Doug Biesecker critiques the AAS solar announcement’s ‘three lines of evidence’

Posted: June 16, 2011 by tallbloke in flames, Solar physics, solar system dynamics

Andy Revkin over at dotearth, his more than lukewarm blog on the New York Times, has posted a critique of the announcement of a likely grand minimum in solar activity, written by NOAA solar scientist Douglas Biesecker. This page links the google doc and also a powerpoint slideshow.

Revkin says:

I’ll alert the group that came out with the prediction of a new minimum. This debate will need to play out in the peer-reviewed literature, of course.

And the Sun, in the end, will determine who’s right.

Well of course Andy, empirical data is the final arbiter.  And naturally, the issue can now be kicked into the long grass while we wait for the journals to get around to publishing the resulting to and fro.

The thrust of Biesecker’s argument is the uncertainty inherent in the extrapolation of trends from short datasets. Something his colleagues at NOAA who draw conclusions about other aspects of climate change should take careful note of.

Biesecker says a couple of curious things in the document, including this:

Many people, including Dikpati et al and the cycle 24 panel predicted a ‘late’ start to cycle 24.

News to me. Dikpati forecast a very high cycle 24, and was, I seem to recall, part of the NSSTC panel which produced the first couple of frames of the ever-changing solar cycle 24 ‘prediction’ seen below. I guess we’ll let the mainstream heavyweights slug it out while we get on with the business of creating actually useful longer term prediction tools like the ones Theodor Landscheidt developed.

My thanks to talkshop contributor OrkneyLad for the latest version of this animated image.

  1. Tenuc says:

    Predictions of solar activity are much like predictions of sea ice in that there is enough ‘flex’ in the underlying theory/model to allow for a broad range of possible outcomes. This means that at least one ‘expert’ is likely to be close to the observed reality and this prevents the underlying hypothesis being seen to be falsified.

    This behaviour is usually a sign that the theory/model is wrong in some major aspect – bit like French soldiers who mark the bullseye on their targets after they’ve fired their shots…:)

    The scientists involved would make better progress if they started to look for alternative conjectures, rather than defending the current paradigm.

  2. bill says:

    one thing missing from the calculations is the effect of Alfven waves generated by sun grazing or diving meteors that appears to ‘sap’ magnetic energy from the sun via CMEs.

    since the association of meteors and CMEs seems to be the norm, it is likely that the Alfven waves connect to the CME point before the meteor arrives with the coup – de- gras (which is a result of the Alfven waves – rather than physical contact).

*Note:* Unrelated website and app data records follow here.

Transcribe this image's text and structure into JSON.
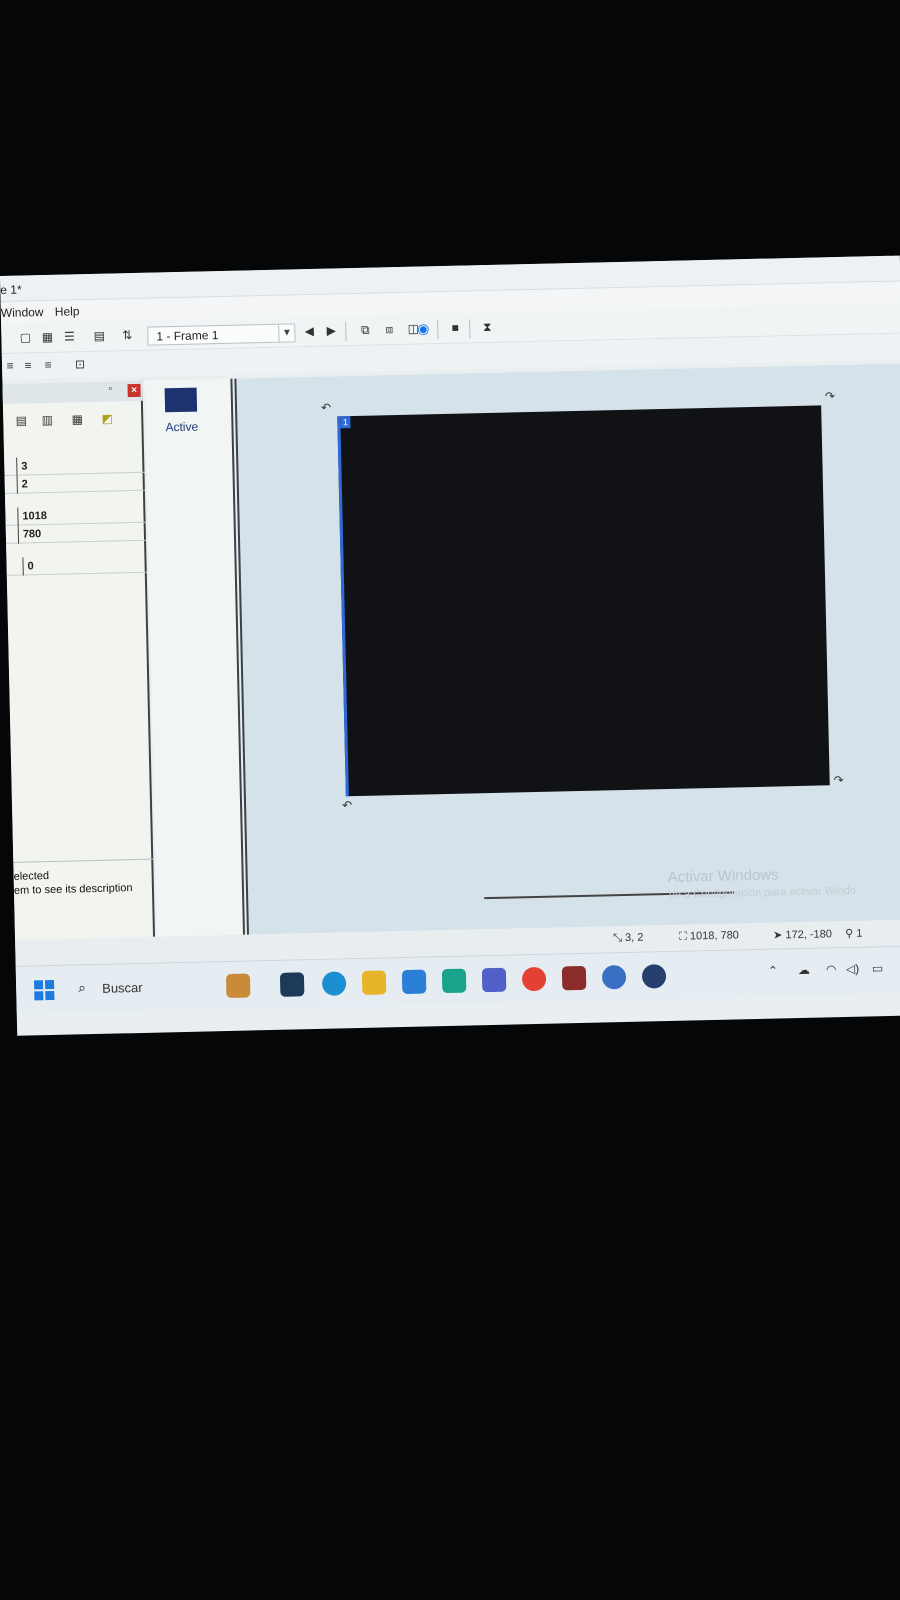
{
  "window": {
    "title": "e 1*"
  },
  "menu": {
    "items": [
      "Window",
      "Help"
    ]
  },
  "toolbar": {
    "frame_select_value": "1 - Frame 1"
  },
  "properties": {
    "rows": [
      "3",
      "2",
      "1018",
      "780",
      "0"
    ],
    "description_line1": "elected",
    "description_line2": "em to see its description"
  },
  "layers": {
    "active_label": "Active",
    "swatch_color": "#1e3270"
  },
  "canvas": {
    "frame_tag": "1",
    "background": "#101216"
  },
  "watermark": {
    "line1": "Activar Windows",
    "line2": "Ve a Configuración para activar Windo"
  },
  "status": {
    "position": "3, 2",
    "size": "1018, 780",
    "cursor": "172, -180",
    "zoom": "1"
  },
  "taskbar": {
    "search_placeholder": "Buscar"
  }
}
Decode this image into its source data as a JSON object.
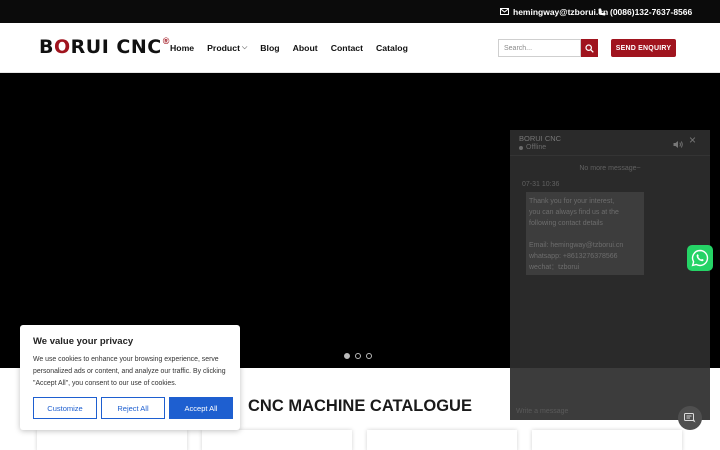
{
  "topbar": {
    "email": "hemingway@tzborui.cn",
    "phone": "(0086)132-7637-8566"
  },
  "header": {
    "logo_text": "B",
    "logo_o": "O",
    "logo_rest": "RUI CNC",
    "logo_reg": "®",
    "nav": [
      {
        "label": "Home"
      },
      {
        "label": "Product",
        "dropdown": true
      },
      {
        "label": "Blog"
      },
      {
        "label": "About"
      },
      {
        "label": "Contact"
      },
      {
        "label": "Catalog"
      }
    ],
    "search_placeholder": "Search...",
    "enquiry_label": "SEND ENQUIRY"
  },
  "slider": {
    "slides": 3,
    "active": 1
  },
  "section": {
    "title": "CNC MACHINE CATALOGUE"
  },
  "chat": {
    "title": "BORUI CNC",
    "status": "Offline",
    "no_more": "No more message~",
    "time": "07-31 10:36",
    "message": "Thank you for your interest,\nyou can always find us at the\nfollowing contact details\n\nEmail: hemingway@tzborui.cn\nwhatsapp: +8613276378566\nwechat：tzborui",
    "input_placeholder": "Write a message"
  },
  "cookie": {
    "title": "We value your privacy",
    "text": "We use cookies to enhance your browsing experience, serve personalized ads or content, and analyze our traffic. By clicking \"Accept All\", you consent to our use of cookies.",
    "customize": "Customize",
    "reject": "Reject All",
    "accept": "Accept All"
  },
  "colors": {
    "brand": "#a0141e",
    "cookie_blue": "#1e5fd0",
    "whatsapp": "#25d366"
  }
}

    weaker suns invite an increase in meteors so that the weakness of a cycle would have to include a guess as to the availability of invitees

  3. With the AID of some Kool the Sun will not cool… 🙂